The man who co-wrote Brian Wilson’s lost (and rediscovered) opus, The Beach Boys’ Smile, must have always thought he had a record in him. It probably didn’t enter into his mind, though, that it would quietly take on a mythical status in the same way that Smile, that most lauded and cherished of follies, did.
Van Dyke Parks, a slight guy with a fine line in bizarre, innovative instrumental arrangements, creates sounds that embody the very essence of capricious experimentation. And this first album is where it is at its most potent and enjoyable.

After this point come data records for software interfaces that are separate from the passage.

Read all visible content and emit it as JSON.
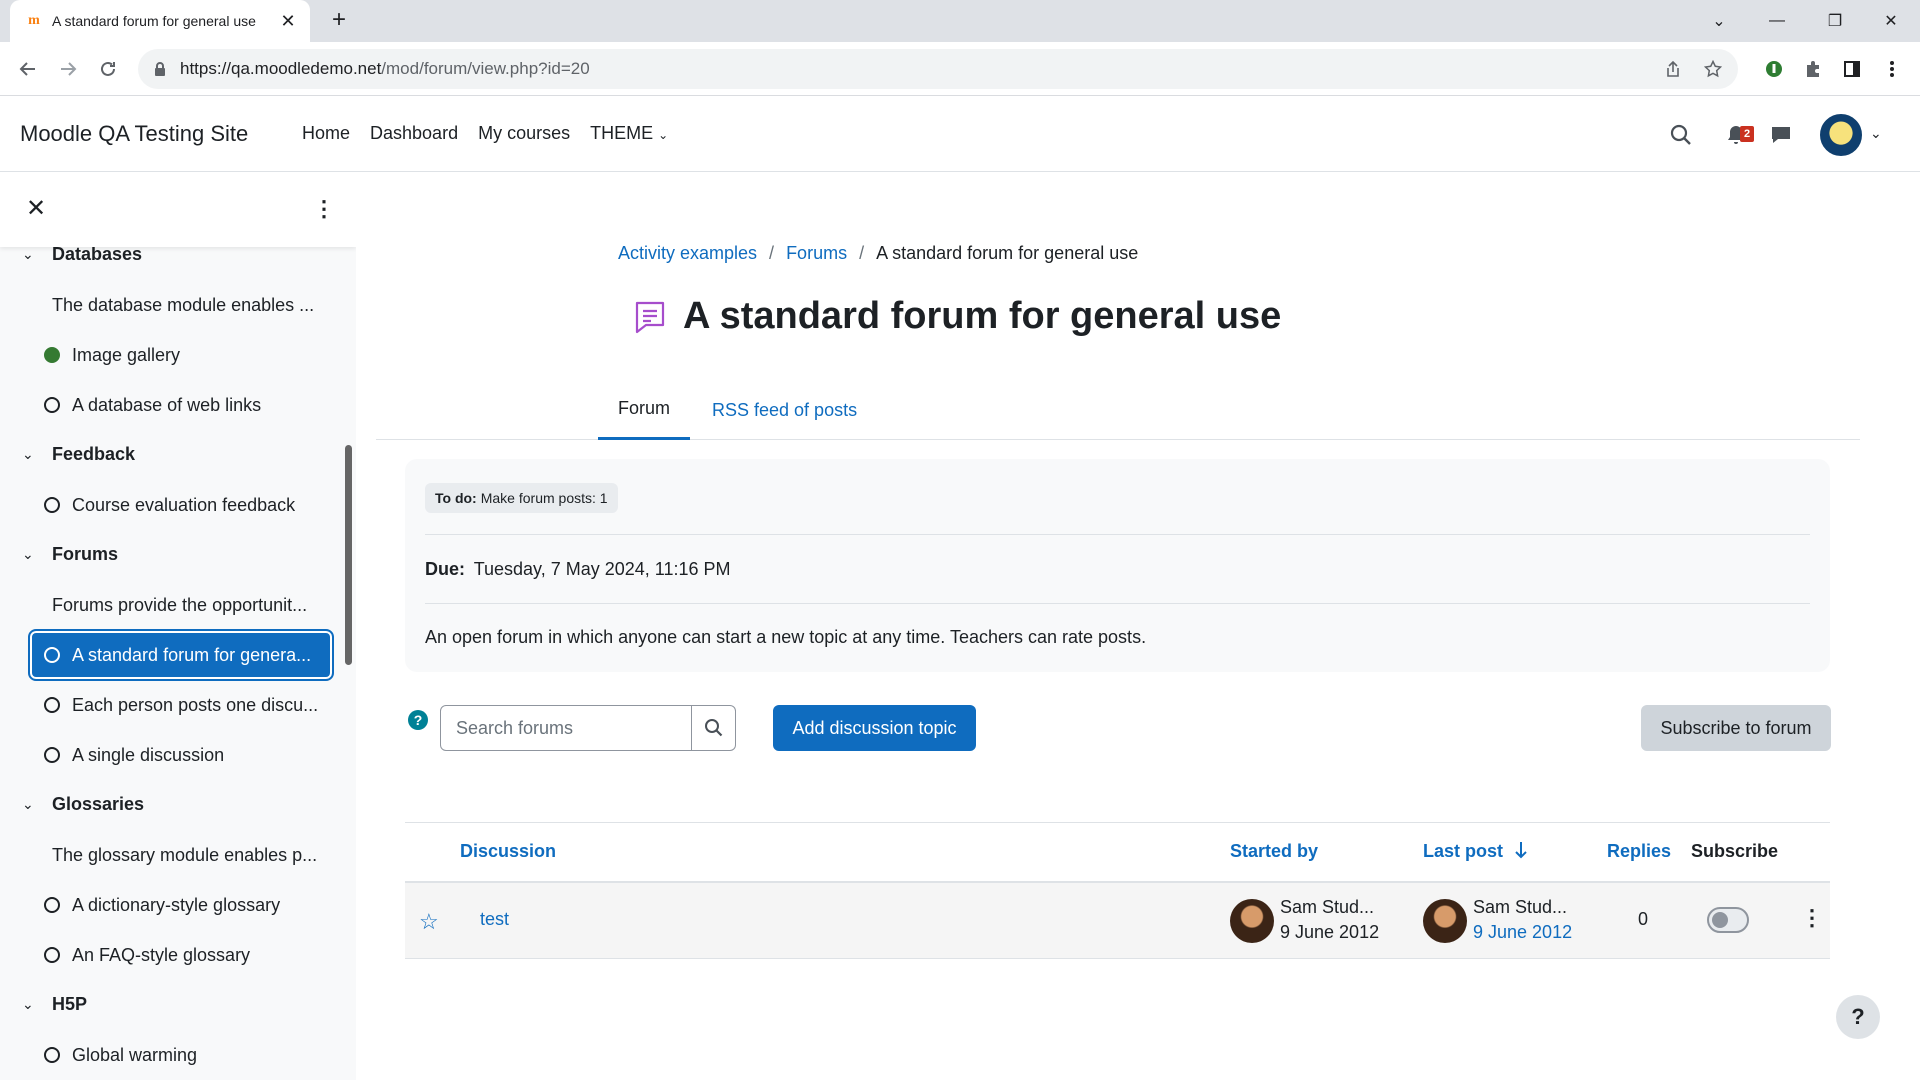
{
  "browser": {
    "tab_title": "A standard forum for general use",
    "url_host": "https://qa.moodledemo.net",
    "url_path": "/mod/forum/view.php?id=20"
  },
  "navbar": {
    "site_name": "Moodle QA Testing Site",
    "links": [
      "Home",
      "Dashboard",
      "My courses",
      "THEME"
    ],
    "notification_count": "2"
  },
  "drawer": {
    "entries": [
      {
        "type": "section",
        "label": "Databases"
      },
      {
        "type": "desc",
        "label": "The database module enables ..."
      },
      {
        "type": "item",
        "label": "Image gallery",
        "done": true
      },
      {
        "type": "item",
        "label": "A database of web links"
      },
      {
        "type": "section",
        "label": "Feedback"
      },
      {
        "type": "item",
        "label": "Course evaluation feedback"
      },
      {
        "type": "section",
        "label": "Forums"
      },
      {
        "type": "desc",
        "label": "Forums provide the opportunit..."
      },
      {
        "type": "item",
        "label": "A standard forum for genera...",
        "active": true
      },
      {
        "type": "item",
        "label": "Each person posts one discu..."
      },
      {
        "type": "item",
        "label": "A single discussion"
      },
      {
        "type": "section",
        "label": "Glossaries"
      },
      {
        "type": "desc",
        "label": "The glossary module enables p..."
      },
      {
        "type": "item",
        "label": "A dictionary-style glossary"
      },
      {
        "type": "item",
        "label": "An FAQ-style glossary"
      },
      {
        "type": "section",
        "label": "H5P"
      },
      {
        "type": "item",
        "label": "Global warming"
      }
    ]
  },
  "breadcrumb": {
    "items": [
      "Activity examples",
      "Forums"
    ],
    "separator": "/",
    "current": "A standard forum for general use"
  },
  "page": {
    "title": "A standard forum for general use",
    "tabs": [
      "Forum",
      "RSS feed of posts"
    ]
  },
  "activity_info": {
    "todo_label": "To do:",
    "todo_value": "Make forum posts: 1",
    "due_label": "Due:",
    "due_value": "Tuesday, 7 May 2024, 11:16 PM",
    "intro": "An open forum in which anyone can start a new topic at any time. Teachers can rate posts."
  },
  "actions": {
    "search_placeholder": "Search forums",
    "add_discussion": "Add discussion topic",
    "subscribe_forum": "Subscribe to forum"
  },
  "table": {
    "headers": {
      "discussion": "Discussion",
      "started_by": "Started by",
      "last_post": "Last post",
      "replies": "Replies",
      "subscribe": "Subscribe"
    },
    "rows": [
      {
        "discussion": "test",
        "started_by_name": "Sam Stud...",
        "started_by_date": "9 June 2012",
        "last_post_name": "Sam Stud...",
        "last_post_date": "9 June 2012",
        "replies": "0",
        "subscribed": false
      }
    ]
  },
  "help_float": "?"
}
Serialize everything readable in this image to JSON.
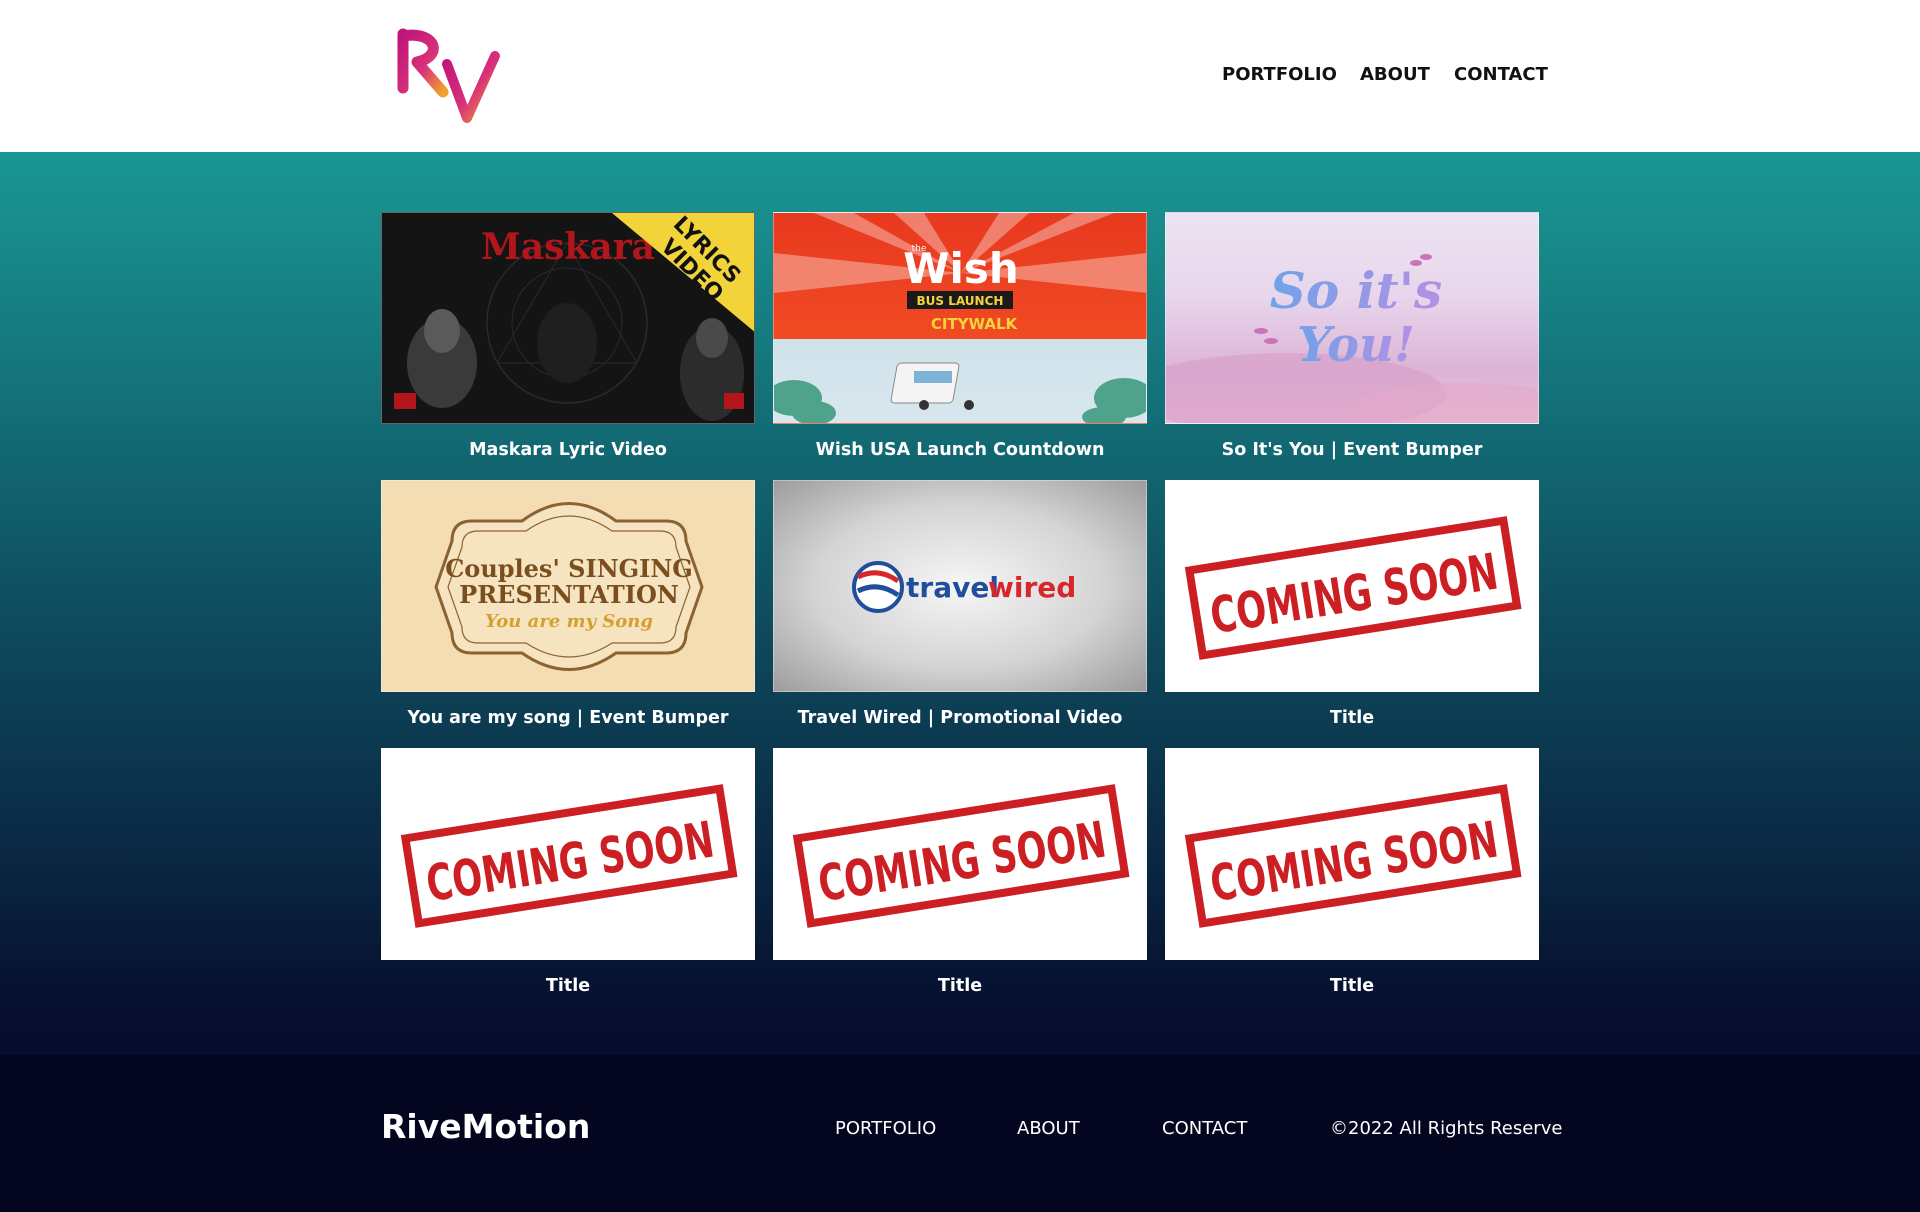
{
  "header": {
    "logo_text": "Rv",
    "nav": [
      {
        "label": "PORTFOLIO"
      },
      {
        "label": "ABOUT"
      },
      {
        "label": "CONTACT"
      }
    ]
  },
  "portfolio": {
    "items": [
      {
        "title": "Maskara Lyric Video",
        "thumb": "maskara",
        "thumb_text": [
          "Maskara",
          "LYRICS",
          "VIDEO"
        ]
      },
      {
        "title": "Wish USA Launch Countdown",
        "thumb": "wish",
        "thumb_text": [
          "the",
          "Wish",
          "BUS LAUNCH",
          "CITYWALK"
        ]
      },
      {
        "title": "So It's You | Event Bumper",
        "thumb": "soitsyou",
        "thumb_text": [
          "So it's",
          "You!"
        ]
      },
      {
        "title": "You are my song | Event Bumper",
        "thumb": "couples",
        "thumb_text": [
          "Couples' SINGING",
          "PRESENTATION",
          "You are my Song"
        ]
      },
      {
        "title": "Travel Wired | Promotional Video",
        "thumb": "travel",
        "thumb_text": [
          "travel",
          "wired"
        ]
      },
      {
        "title": "Title",
        "thumb": "soon",
        "thumb_text": [
          "COMING SOON"
        ]
      },
      {
        "title": "Title",
        "thumb": "soon",
        "thumb_text": [
          "COMING SOON"
        ]
      },
      {
        "title": "Title",
        "thumb": "soon",
        "thumb_text": [
          "COMING SOON"
        ]
      },
      {
        "title": "Title",
        "thumb": "soon",
        "thumb_text": [
          "COMING SOON"
        ]
      }
    ]
  },
  "footer": {
    "brand": "RiveMotion",
    "nav": [
      {
        "label": "PORTFOLIO"
      },
      {
        "label": "ABOUT"
      },
      {
        "label": "CONTACT"
      }
    ],
    "copyright": "©2022 All Rights Reserve"
  },
  "colors": {
    "gradient_top": "#1a9793",
    "gradient_bottom": "#050626",
    "footer_bg": "#04061f",
    "stamp_red": "#cc1f24",
    "logo_gradient": [
      "#c0157a",
      "#f0a22e"
    ]
  }
}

Song Cycle (remastered and reissued by Bella Union alongside two follow-up LPs, Discover America and Clang of the Yankee Reaper) is the ultimate confection. It flits impishly between snippets of winsome folk, flourishes of woodwind and clanging percussion and cheeky quotes of Beethoven in ways that, for all his innovation, Brian Wilson would probably never have attempted. Densely clouded with fluffy strings, reverbed vocals and some magical Hollywood musical sprinklings, one doesn’t dip into Song Cycle – one is enveloped by it.
But that doesn’t mean it’s easy going. The covers of Randy Newman’s Vine Street and Donovan’s Colours are perhaps the simplest nuggets to digest here, but the real rewards lie in more difficult works. The grinding violin solo of By the People, the funereal opening of Widow’s Walk and the encroaching stress of All Golden are all eye-widening moments of pure inspiration. But they all drown in idiosyncrasy that’ll either appeal or alienate.
All of these musical difficulties give the record an unpredictable quality, the sense that it might lurch off into realms unknown just when you were starting to relax. And that’s probably why it was never a hit.
In a way, it’s a blessing that Van Dyke Parks’ lofty attempt to catalogue and innovate within American popular and classical music remained undiscovered for so long. It sold fairly miserably on its original 1968 release and has only really been evangelised by Beach Boys completists. Perhaps now, in an age where rediscovery is as culturally valuable as looking forwards, this gem will receive the adulation it deserves.